Task objective — Every line in the data below that includes "time" belongs in the answer, copied as it stands.

Web page and app entries —
● ● ●
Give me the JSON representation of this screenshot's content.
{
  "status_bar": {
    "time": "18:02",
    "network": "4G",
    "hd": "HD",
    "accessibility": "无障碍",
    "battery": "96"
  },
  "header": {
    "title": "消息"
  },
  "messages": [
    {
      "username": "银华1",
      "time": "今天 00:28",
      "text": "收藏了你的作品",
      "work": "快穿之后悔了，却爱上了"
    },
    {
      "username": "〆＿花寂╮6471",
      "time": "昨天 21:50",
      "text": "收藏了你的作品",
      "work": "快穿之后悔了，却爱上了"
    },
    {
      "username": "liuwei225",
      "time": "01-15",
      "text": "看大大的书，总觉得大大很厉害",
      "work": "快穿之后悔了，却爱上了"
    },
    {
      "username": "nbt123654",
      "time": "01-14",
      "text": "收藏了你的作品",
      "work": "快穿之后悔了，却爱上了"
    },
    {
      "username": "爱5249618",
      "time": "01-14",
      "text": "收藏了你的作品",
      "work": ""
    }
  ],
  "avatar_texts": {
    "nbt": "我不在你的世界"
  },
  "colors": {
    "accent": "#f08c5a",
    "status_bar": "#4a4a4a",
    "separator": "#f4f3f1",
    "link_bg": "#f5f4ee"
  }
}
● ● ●
Exercise output —
    "time": "18:02",
      "time": "今天 00:28",
      "time": "昨天 21:50",
      "time": "01-15",
      "time": "01-14",
      "time": "01-14",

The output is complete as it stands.